Andrew made discrete references to the ongoing wars in his homilies and panegyrics. During that era, he reformed the liturgy, rebuilt churches that had fallen into ruin, and built accommodations to care for travelers, the elderly, and the sick. In the wake of frequent wars, the people of Crete faced plagues and famines, adding to their hardships.
In 723, the emperor took action to remove Crete from direct papal authority and brought it into the see of Constantinople.
In 740 (or possibly in 725 – either year would have fallen in the eighth year of a 15-year “indiction” and possibly within the time when St. Andrew was bishop of Crete), Andrew journeyed to Constantinople to try to seek the court’s help in meeting the most immediate needs of the suffering people of his island. His mission was successful. He left Constantinople with his heart full of joy, returning home. Along the way, his ship had to put into port at the Island of Militine. There Andrew died, on July 4, 740. His relics were later moved to Constantinople, and were seen there as late as 1350 in a monastery that then bore his name.

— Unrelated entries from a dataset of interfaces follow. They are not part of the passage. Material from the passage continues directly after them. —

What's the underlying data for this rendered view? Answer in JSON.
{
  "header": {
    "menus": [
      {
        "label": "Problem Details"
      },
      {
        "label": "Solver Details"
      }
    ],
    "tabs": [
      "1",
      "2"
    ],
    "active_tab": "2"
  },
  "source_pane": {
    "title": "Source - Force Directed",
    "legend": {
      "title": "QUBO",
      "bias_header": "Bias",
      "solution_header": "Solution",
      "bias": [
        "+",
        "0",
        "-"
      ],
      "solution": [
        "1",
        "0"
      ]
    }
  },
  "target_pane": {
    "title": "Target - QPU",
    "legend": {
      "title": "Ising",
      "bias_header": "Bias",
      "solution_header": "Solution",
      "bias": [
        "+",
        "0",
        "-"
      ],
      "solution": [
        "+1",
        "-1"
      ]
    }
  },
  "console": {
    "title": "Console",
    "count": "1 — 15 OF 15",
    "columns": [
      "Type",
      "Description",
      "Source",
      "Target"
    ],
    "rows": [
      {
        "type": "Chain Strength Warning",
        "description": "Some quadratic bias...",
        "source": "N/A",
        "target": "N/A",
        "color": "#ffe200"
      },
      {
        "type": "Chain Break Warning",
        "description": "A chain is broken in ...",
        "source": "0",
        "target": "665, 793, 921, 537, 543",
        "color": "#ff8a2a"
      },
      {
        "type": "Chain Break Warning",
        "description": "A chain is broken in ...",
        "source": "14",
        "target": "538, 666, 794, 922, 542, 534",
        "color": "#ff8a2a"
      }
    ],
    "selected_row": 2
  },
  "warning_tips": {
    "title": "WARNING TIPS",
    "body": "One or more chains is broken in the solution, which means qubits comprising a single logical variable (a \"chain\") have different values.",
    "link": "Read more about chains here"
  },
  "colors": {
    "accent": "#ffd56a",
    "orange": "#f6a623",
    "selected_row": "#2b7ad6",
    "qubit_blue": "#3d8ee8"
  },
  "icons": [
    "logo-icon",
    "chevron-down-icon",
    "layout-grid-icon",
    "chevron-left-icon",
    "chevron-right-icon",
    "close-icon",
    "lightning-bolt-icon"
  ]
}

Andrew is revered in the Orthodox churches. He is especially remembered for introducing the canon into the liturgy, which other composers later followed, and he is credited more as the innovator of the new musical form than as a great composer. In Greek Orthodox churches, Andrew’s lengthy Great Canon of Lent is sung in its entirety on Thursday of the fifth week of Lent, and its four parts are each sung on one of the first four days of the first week of Lent.
The best scholarly biographical information that I found is the article written by S. Vailhé and published in the periodical Echos d'Orient in 1902. I have linked below to the catalog of the library at St. John's University, which has a copy of the volume containing Vailhé's article. In case you have reached this page in the course of scholarly research and the link does not work, try the home page for the Clemens Library/Alcuin Library at the university's website, and contact the library for current information or arrange for an inter-library loan.
Henry, H.T., “St. Andrew of Crete” The Catholic Encyclopedia.
Nystrom, Bradley, “Christianity in Crete (to 827)", The Ecole Initiative.
Vailhé, S., “Saint André de Crète,” Echos d'Orient, Vol. 5, 1902, pp. 378-387.
Image: St. Andrew of Crete from the website of the Monastère Orthodoxe des Saints Elie et Elisée